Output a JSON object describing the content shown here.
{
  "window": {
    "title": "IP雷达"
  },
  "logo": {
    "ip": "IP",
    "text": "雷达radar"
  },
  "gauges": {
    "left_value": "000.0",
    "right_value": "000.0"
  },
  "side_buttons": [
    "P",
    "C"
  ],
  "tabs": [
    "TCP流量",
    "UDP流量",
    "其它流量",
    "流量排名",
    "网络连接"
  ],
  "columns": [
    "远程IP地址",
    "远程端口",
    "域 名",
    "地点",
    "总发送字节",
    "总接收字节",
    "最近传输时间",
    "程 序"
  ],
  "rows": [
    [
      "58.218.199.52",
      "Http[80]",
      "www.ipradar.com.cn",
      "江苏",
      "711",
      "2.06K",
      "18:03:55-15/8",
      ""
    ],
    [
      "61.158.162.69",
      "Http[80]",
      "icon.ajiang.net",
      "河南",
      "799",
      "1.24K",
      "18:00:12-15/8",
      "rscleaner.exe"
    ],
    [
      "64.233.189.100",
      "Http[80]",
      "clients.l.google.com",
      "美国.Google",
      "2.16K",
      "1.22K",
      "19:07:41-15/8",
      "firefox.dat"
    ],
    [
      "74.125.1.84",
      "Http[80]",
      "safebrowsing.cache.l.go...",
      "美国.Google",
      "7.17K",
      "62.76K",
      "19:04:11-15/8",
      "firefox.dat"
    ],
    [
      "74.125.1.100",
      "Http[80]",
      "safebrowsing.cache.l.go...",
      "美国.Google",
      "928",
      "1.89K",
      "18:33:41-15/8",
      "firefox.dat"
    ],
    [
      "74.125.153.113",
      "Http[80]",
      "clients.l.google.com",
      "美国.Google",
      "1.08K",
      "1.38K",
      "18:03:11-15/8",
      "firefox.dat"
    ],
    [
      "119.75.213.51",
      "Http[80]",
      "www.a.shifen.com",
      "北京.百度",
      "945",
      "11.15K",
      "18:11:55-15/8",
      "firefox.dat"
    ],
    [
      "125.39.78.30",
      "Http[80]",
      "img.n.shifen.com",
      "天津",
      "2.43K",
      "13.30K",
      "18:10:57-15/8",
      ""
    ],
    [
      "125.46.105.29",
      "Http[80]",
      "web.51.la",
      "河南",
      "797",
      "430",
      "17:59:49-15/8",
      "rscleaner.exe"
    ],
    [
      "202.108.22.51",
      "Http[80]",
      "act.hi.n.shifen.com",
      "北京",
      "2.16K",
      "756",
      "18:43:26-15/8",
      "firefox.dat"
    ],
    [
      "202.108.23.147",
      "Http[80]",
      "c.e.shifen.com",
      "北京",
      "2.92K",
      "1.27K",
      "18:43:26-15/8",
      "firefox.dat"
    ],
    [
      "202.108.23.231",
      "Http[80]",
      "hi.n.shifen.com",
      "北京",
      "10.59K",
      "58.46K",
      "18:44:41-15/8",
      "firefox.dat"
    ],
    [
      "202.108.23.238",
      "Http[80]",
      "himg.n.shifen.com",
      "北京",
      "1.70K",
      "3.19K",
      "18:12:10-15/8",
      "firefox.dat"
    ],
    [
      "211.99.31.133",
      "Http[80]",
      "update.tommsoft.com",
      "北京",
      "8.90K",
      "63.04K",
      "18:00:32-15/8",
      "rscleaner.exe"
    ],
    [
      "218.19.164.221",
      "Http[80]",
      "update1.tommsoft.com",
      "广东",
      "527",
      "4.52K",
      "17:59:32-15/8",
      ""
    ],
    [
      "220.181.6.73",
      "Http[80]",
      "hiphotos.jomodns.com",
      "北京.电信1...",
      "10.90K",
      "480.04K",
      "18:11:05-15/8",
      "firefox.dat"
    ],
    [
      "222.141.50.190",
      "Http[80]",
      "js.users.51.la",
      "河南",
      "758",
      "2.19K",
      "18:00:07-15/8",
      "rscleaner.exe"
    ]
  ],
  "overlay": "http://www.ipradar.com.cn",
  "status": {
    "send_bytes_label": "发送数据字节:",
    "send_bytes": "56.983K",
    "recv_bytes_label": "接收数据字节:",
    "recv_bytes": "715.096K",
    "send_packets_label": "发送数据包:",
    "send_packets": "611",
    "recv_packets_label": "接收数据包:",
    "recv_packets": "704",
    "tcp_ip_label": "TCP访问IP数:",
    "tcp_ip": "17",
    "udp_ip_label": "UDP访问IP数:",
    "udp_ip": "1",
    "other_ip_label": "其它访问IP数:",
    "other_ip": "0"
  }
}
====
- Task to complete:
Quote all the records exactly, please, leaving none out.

- Output for this task:
Output a JSON object describing the content shown here.
{
  "window": {
    "title": "IP雷达"
  },
  "logo": {
    "ip": "IP",
    "text": "雷达radar"
  },
  "gauges": {
    "left_value": "000.0",
    "right_value": "000.0"
  },
  "side_buttons": [
    "P",
    "C"
  ],
  "tabs": [
    "TCP流量",
    "UDP流量",
    "其它流量",
    "流量排名",
    "网络连接"
  ],
  "columns": [
    "远程IP地址",
    "远程端口",
    "域 名",
    "地点",
    "总发送字节",
    "总接收字节",
    "最近传输时间",
    "程 序"
  ],
  "rows": [
    [
      "58.218.199.52",
      "Http[80]",
      "www.ipradar.com.cn",
      "江苏",
      "711",
      "2.06K",
      "18:03:55-15/8",
      ""
    ],
    [
      "61.158.162.69",
      "Http[80]",
      "icon.ajiang.net",
      "河南",
      "799",
      "1.24K",
      "18:00:12-15/8",
      "rscleaner.exe"
    ],
    [
      "64.233.189.100",
      "Http[80]",
      "clients.l.google.com",
      "美国.Google",
      "2.16K",
      "1.22K",
      "19:07:41-15/8",
      "firefox.dat"
    ],
    [
      "74.125.1.84",
      "Http[80]",
      "safebrowsing.cache.l.go...",
      "美国.Google",
      "7.17K",
      "62.76K",
      "19:04:11-15/8",
      "firefox.dat"
    ],
    [
      "74.125.1.100",
      "Http[80]",
      "safebrowsing.cache.l.go...",
      "美国.Google",
      "928",
      "1.89K",
      "18:33:41-15/8",
      "firefox.dat"
    ],
    [
      "74.125.153.113",
      "Http[80]",
      "clients.l.google.com",
      "美国.Google",
      "1.08K",
      "1.38K",
      "18:03:11-15/8",
      "firefox.dat"
    ],
    [
      "119.75.213.51",
      "Http[80]",
      "www.a.shifen.com",
      "北京.百度",
      "945",
      "11.15K",
      "18:11:55-15/8",
      "firefox.dat"
    ],
    [
      "125.39.78.30",
      "Http[80]",
      "img.n.shifen.com",
      "天津",
      "2.43K",
      "13.30K",
      "18:10:57-15/8",
      ""
    ],
    [
      "125.46.105.29",
      "Http[80]",
      "web.51.la",
      "河南",
      "797",
      "430",
      "17:59:49-15/8",
      "rscleaner.exe"
    ],
    [
      "202.108.22.51",
      "Http[80]",
      "act.hi.n.shifen.com",
      "北京",
      "2.16K",
      "756",
      "18:43:26-15/8",
      "firefox.dat"
    ],
    [
      "202.108.23.147",
      "Http[80]",
      "c.e.shifen.com",
      "北京",
      "2.92K",
      "1.27K",
      "18:43:26-15/8",
      "firefox.dat"
    ],
    [
      "202.108.23.231",
      "Http[80]",
      "hi.n.shifen.com",
      "北京",
      "10.59K",
      "58.46K",
      "18:44:41-15/8",
      "firefox.dat"
    ],
    [
      "202.108.23.238",
      "Http[80]",
      "himg.n.shifen.com",
      "北京",
      "1.70K",
      "3.19K",
      "18:12:10-15/8",
      "firefox.dat"
    ],
    [
      "211.99.31.133",
      "Http[80]",
      "update.tommsoft.com",
      "北京",
      "8.90K",
      "63.04K",
      "18:00:32-15/8",
      "rscleaner.exe"
    ],
    [
      "218.19.164.221",
      "Http[80]",
      "update1.tommsoft.com",
      "广东",
      "527",
      "4.52K",
      "17:59:32-15/8",
      ""
    ],
    [
      "220.181.6.73",
      "Http[80]",
      "hiphotos.jomodns.com",
      "北京.电信1...",
      "10.90K",
      "480.04K",
      "18:11:05-15/8",
      "firefox.dat"
    ],
    [
      "222.141.50.190",
      "Http[80]",
      "js.users.51.la",
      "河南",
      "758",
      "2.19K",
      "18:00:07-15/8",
      "rscleaner.exe"
    ]
  ],
  "overlay": "http://www.ipradar.com.cn",
  "status": {
    "send_bytes_label": "发送数据字节:",
    "send_bytes": "56.983K",
    "recv_bytes_label": "接收数据字节:",
    "recv_bytes": "715.096K",
    "send_packets_label": "发送数据包:",
    "send_packets": "611",
    "recv_packets_label": "接收数据包:",
    "recv_packets": "704",
    "tcp_ip_label": "TCP访问IP数:",
    "tcp_ip": "17",
    "udp_ip_label": "UDP访问IP数:",
    "udp_ip": "1",
    "other_ip_label": "其它访问IP数:",
    "other_ip": "0"
  }
}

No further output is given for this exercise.